**What you will do**: Your answer should be one number: how many lines of the data include the string "JSON"?

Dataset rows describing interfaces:
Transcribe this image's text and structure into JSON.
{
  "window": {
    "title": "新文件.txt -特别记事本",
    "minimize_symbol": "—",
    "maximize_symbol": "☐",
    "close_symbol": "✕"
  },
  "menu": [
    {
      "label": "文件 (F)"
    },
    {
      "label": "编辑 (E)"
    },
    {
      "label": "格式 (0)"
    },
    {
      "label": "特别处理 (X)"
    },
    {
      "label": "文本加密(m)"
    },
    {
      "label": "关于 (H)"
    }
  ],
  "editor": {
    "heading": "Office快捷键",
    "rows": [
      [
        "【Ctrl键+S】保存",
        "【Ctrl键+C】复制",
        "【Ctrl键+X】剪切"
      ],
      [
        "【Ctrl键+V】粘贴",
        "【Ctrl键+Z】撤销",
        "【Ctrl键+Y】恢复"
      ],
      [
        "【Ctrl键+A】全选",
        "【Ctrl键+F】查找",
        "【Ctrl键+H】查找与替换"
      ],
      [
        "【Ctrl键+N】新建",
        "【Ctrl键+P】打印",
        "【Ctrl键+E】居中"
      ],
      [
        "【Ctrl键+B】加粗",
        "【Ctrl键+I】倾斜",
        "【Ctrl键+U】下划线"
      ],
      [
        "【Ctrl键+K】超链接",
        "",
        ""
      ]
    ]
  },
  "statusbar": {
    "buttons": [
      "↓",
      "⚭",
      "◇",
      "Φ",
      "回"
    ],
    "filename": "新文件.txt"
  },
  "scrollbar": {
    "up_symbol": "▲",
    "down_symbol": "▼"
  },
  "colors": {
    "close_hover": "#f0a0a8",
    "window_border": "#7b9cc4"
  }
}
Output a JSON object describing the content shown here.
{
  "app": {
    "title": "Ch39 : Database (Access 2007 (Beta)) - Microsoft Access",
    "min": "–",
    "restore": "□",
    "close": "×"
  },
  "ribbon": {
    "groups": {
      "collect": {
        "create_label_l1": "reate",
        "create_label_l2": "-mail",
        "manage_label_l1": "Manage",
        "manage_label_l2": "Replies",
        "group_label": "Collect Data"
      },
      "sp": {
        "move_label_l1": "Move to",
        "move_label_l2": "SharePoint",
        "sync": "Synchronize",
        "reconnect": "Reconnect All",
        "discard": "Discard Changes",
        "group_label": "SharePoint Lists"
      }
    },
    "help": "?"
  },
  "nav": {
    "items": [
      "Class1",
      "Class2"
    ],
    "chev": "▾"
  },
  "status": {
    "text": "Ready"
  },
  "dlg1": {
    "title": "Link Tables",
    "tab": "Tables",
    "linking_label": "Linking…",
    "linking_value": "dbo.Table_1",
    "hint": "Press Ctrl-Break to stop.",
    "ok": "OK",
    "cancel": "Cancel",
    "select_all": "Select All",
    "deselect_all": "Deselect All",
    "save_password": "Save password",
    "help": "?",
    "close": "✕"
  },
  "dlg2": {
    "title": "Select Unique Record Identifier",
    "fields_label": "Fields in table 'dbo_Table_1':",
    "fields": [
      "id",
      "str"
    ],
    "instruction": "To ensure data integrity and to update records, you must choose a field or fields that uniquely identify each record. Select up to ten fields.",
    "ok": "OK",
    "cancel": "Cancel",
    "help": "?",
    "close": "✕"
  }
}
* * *
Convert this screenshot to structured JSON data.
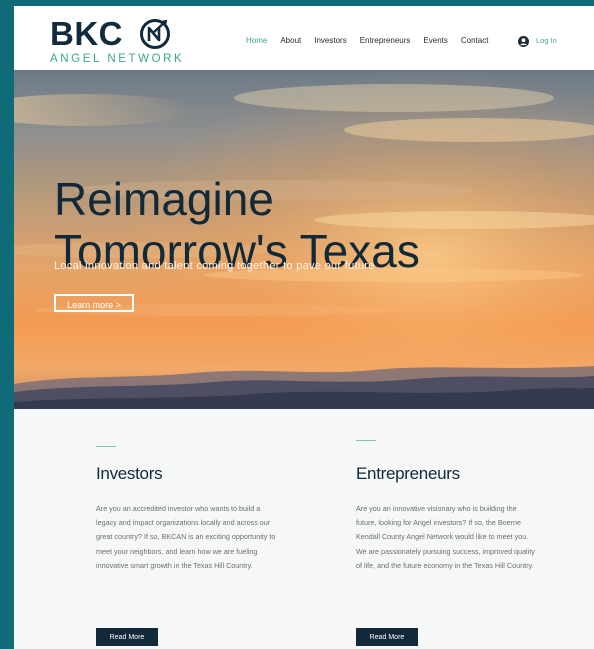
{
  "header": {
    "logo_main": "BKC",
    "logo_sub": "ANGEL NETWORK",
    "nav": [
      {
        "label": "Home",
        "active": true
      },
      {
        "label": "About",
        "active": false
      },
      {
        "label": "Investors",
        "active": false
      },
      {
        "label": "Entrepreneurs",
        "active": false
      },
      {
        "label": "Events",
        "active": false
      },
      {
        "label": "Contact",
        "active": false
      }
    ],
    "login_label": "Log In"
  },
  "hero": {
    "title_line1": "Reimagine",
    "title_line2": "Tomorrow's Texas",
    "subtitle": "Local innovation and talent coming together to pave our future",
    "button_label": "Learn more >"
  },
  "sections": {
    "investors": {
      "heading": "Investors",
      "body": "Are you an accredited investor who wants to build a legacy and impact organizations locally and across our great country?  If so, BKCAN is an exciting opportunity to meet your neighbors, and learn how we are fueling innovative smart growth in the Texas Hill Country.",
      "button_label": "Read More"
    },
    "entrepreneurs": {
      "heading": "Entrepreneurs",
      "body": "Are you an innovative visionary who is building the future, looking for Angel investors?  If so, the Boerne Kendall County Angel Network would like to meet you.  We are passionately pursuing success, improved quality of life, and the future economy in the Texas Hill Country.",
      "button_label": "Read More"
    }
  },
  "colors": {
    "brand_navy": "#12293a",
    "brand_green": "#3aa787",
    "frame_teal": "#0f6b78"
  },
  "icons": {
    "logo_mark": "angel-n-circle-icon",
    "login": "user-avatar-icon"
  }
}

**Answer to this exercise**: 3